Key stages in the process

107. Each Continental Assembly is called to put in place a discernment process on the DCS that is appropriate to its local context, and draft a Final Document to account for it. The Final Documents of the seven Continental Assemblies will be used as the basis for drafting the Instrumentum Laboris, which will be completed by June 2023. 

108. The vast majority of Episcopal Conferences that responded to the consultation sent by the General Secretariat of the Synod want representatives from the entire People of God to be involved in the Continental Stage. It is therefore asked that all Assemblies be ecclesial and not merely episcopal, ensuring that their composition adequately represents the variety of the People of God: bishops, presbyters, deacons, consecrated women and men, laymen and women. With respect to the participants in the Continental Assemblies, it is important to pay special attention to the presence of women and young people (laymen and laywomen, consecrated men and women in formation, seminarians); people living in conditions of poverty or marginalization, and those who have direct contact with these groups and persons; fraternal delegates from other Christian denominations; representatives of other religions and faith traditions; and some people with no religious affiliation. Furthermore, bishops are invited to meet at the end of the Continental Assemblies to collegially reread the lived synodal experience from the perspective of their specific charism and role. In particular, they are asked to identify appropriate ways to carry out their task of validating and approving the Final Document, ensuring that it is the fruit of an authentically synodal journey, respectful of the process that has taken place and faithful to the diverse voices of the People of God in each continent. 

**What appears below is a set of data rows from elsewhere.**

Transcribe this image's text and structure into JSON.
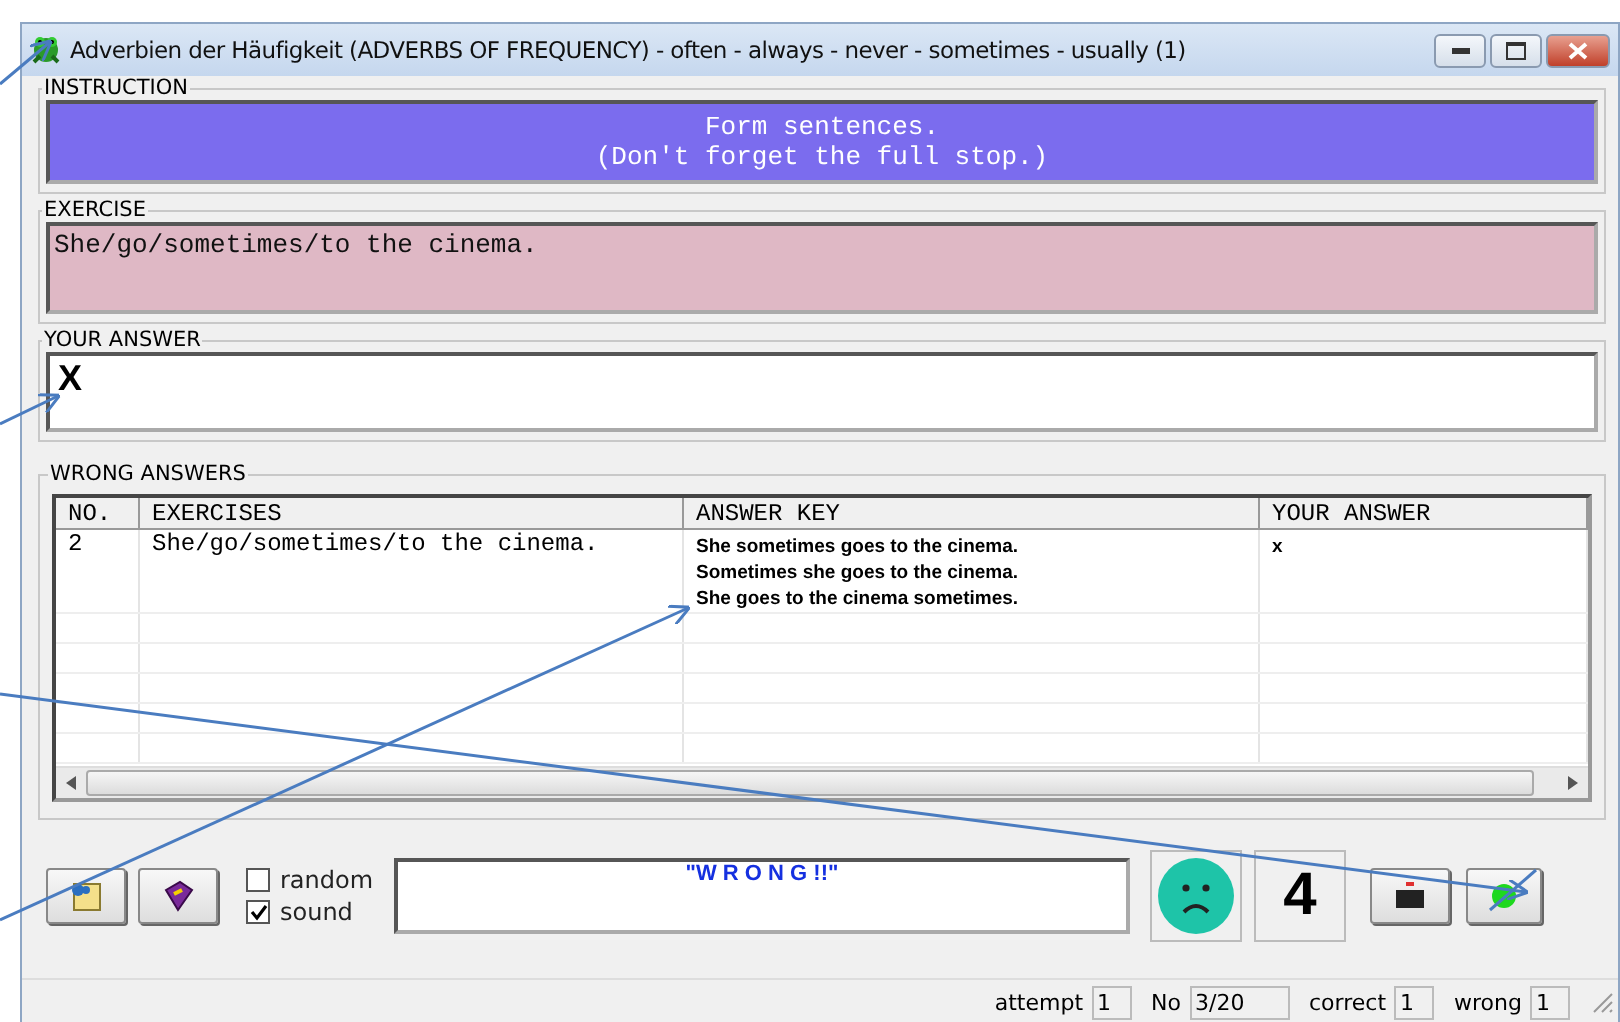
{
  "window": {
    "title": "Adverbien der Häufigkeit (ADVERBS OF FREQUENCY) - often - always - never - sometimes - usually (1)"
  },
  "instruction": {
    "label": "INSTRUCTION",
    "lines": [
      "Form sentences.",
      "(Don't forget the full stop.)"
    ]
  },
  "exercise": {
    "label": "EXERCISE",
    "text": "She/go/sometimes/to the cinema."
  },
  "your_answer": {
    "label": "YOUR ANSWER",
    "value": "X"
  },
  "wrong_answers": {
    "label": "WRONG ANSWERS",
    "columns": [
      "NO.",
      "EXERCISES",
      "ANSWER KEY",
      "YOUR ANSWER"
    ],
    "rows": [
      {
        "no": "2",
        "exercise": "She/go/sometimes/to the cinema.",
        "answer_key": [
          "She sometimes goes to the cinema.",
          "Sometimes she goes to the cinema.",
          "She goes to the cinema sometimes."
        ],
        "your_answer": "x"
      }
    ]
  },
  "options": [
    {
      "label": "random",
      "checked": false
    },
    {
      "label": "sound",
      "checked": true
    }
  ],
  "feedback": "\"W R O N G !!\"",
  "score": "4",
  "status_bar": [
    {
      "label": "attempt",
      "value": "1"
    },
    {
      "label": "No",
      "value": "3/20"
    },
    {
      "label": "correct",
      "value": "1"
    },
    {
      "label": "wrong",
      "value": "1"
    }
  ]
}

109. The process leading from the publication of this DCS to the drafting of the Instrumentum Laboris will be marked by the following steps:

1) The DCS will be sent to all diocesan bishops; each of them, together with the diocesan synodal team that coordinated the first phase, will arrange an ecclesial process of discernment on the DCS, starting with the three questions indicated above in no. 106. Each local Church will thus have the opportunity to listen to the voice of the other Churches, gathered in the DCS, and to respond to it from its own experience.

2) With the involvement of its synodal team, each Episcopal Conference has the task of collecting and synthesizing in the form most appropriate to its own context the reflections around the three questions coming from the individual Dioceses.

3) The reflection and discernment of each Episcopal Conference will then be shared within the Continental Assembly, according to the modalities identified by the Continental Task Force.

4) In planning the conduct of each specific Continental Assembly, it may be useful to reflect on how to use the widespread and much-appreciated method of “spiritual conversation” (see Vademecum, Appendix B, no. 8), which can facilitate the involvement of all in discernment. In particular, its three phases should be emphasized: the taking of the floor by each participant, the resonance of listening to others, and the discernment of the fruits by the group. As already highlighted in the Methodological Guidelines, it will be important to ensure the participation in the Continental Assemblies of bishops, priests, deacons, lay men and women, consecrated men and women, as well as people capable of expressing the views of those on the margins.

5) Each Continental Assembly will draft its own Final Document of a maximum of about twenty pages confronting the three questions from its own specific context. The Final Documents are to be submitted by each Continental Task Force to the Synod Secretariat by March 31, 2023. Based on the Final Documents of the Continental Assemblies, the Instrumentum laboris will be drafted by June 2023.